For Fairfield to remain competitive in recruiting the best student-athletes and to maintain a quality experience for our Division I teams, the Fairfield University Athletics department relies on the support of our Friends of Fairfield Athletics groups.
Volunteers can make an impact financially or volunteer their time to help our student-athletes achieve success on the playing field and in the classroom.
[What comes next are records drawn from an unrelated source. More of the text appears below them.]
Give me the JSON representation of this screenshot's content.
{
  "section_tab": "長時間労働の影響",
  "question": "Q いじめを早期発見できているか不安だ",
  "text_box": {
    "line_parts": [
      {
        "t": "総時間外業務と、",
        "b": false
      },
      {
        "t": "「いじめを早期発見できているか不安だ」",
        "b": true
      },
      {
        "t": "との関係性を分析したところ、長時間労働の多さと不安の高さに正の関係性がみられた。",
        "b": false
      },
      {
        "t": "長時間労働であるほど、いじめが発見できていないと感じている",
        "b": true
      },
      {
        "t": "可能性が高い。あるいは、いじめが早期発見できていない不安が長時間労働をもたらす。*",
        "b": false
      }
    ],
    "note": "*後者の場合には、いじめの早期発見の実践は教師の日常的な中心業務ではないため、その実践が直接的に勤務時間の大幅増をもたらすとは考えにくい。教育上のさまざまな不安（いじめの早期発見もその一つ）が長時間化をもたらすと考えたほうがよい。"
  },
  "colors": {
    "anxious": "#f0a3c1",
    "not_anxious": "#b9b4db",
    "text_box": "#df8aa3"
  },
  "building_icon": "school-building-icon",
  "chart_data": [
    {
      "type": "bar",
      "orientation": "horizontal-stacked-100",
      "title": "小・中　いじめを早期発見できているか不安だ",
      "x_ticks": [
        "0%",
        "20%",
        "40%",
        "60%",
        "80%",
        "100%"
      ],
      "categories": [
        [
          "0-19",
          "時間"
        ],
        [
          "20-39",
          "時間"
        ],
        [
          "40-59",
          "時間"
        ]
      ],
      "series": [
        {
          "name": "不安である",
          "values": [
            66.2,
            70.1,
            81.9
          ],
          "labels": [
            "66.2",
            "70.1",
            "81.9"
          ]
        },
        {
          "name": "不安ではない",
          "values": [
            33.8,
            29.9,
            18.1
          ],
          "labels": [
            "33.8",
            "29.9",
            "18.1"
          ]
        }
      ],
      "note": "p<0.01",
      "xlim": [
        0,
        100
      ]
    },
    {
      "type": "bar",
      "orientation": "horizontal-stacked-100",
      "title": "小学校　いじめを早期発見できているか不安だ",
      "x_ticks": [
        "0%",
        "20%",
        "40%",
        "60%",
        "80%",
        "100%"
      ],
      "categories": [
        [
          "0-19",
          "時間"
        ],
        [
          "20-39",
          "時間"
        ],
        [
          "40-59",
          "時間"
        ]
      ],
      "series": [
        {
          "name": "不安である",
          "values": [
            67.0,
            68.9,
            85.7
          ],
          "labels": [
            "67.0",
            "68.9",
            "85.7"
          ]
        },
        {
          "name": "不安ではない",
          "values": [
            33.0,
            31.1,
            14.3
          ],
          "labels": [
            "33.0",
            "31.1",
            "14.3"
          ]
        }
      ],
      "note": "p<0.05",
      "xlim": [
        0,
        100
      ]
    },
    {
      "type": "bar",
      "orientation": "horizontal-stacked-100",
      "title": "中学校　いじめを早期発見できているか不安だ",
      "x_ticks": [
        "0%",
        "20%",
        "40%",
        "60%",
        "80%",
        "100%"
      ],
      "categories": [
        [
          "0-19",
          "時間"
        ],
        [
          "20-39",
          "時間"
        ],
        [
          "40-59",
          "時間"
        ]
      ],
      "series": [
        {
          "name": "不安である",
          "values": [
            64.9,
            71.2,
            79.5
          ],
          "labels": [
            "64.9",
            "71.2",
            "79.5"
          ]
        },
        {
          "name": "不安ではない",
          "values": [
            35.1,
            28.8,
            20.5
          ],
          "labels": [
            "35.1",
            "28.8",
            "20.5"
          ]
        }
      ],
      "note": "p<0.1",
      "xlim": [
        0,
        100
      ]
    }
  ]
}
To inquire about available Friends Group roles or to find out how you can become a Friends Group President, please email Rachel Kavanagh at email@example.com.
|Bob Berchem||'62||Men’s Basketball|
|Paul Caulfield||’02||Men’s Lacrosse|
|Don Duncan||P’18||Varsity Swimming & Diving|
|Rob McMahon||’87||Men’s Soccer|
|John Mullen||’06||Men’s & Women’s Rowing|
|Justin Rindos||’05||Varsity Cross Country|
|Kristen D’Alessandro Dee||’08|
Men’s & Women’s Golf
Men’s & Women’s Rowing
Men’s & Women’s Cross Country
You are a “Representative of Athletic Interest” or “Booster” if:
Definitions to Note
Can boosters contact prospects to encourage them to attend Fairfield?
No. Any such contact could result in the prospect being declared ineligible to participate in Fairfield athletics. Recruiting contact must be made by countable coaches.
May a booster attend a public event (e.g., high school awards banquet) at which prospects are present?
Yes, as long as they do not make contact with the prospect or his/her families nor attempt to recruit the prospect.
What extra benefits are prohibited for current student-athletes, prospects, their relatives and friends?
Prohibited benefits include (and are not limited to) the following:
Is it permissible for a booster to reimburse the coach of a prospect for transportation expenses incurred while taking the prospect to visit a campus?
No. This would be an improper benefit and may not be provided.
Is it permissible for a booster to provide transportation to or from campus or free admission to an Athletics event on or off Fairfield’s campus to prospects, their friends or relatives?
No. This is an improper benefit and would jeopardize the prospect’s eligibility.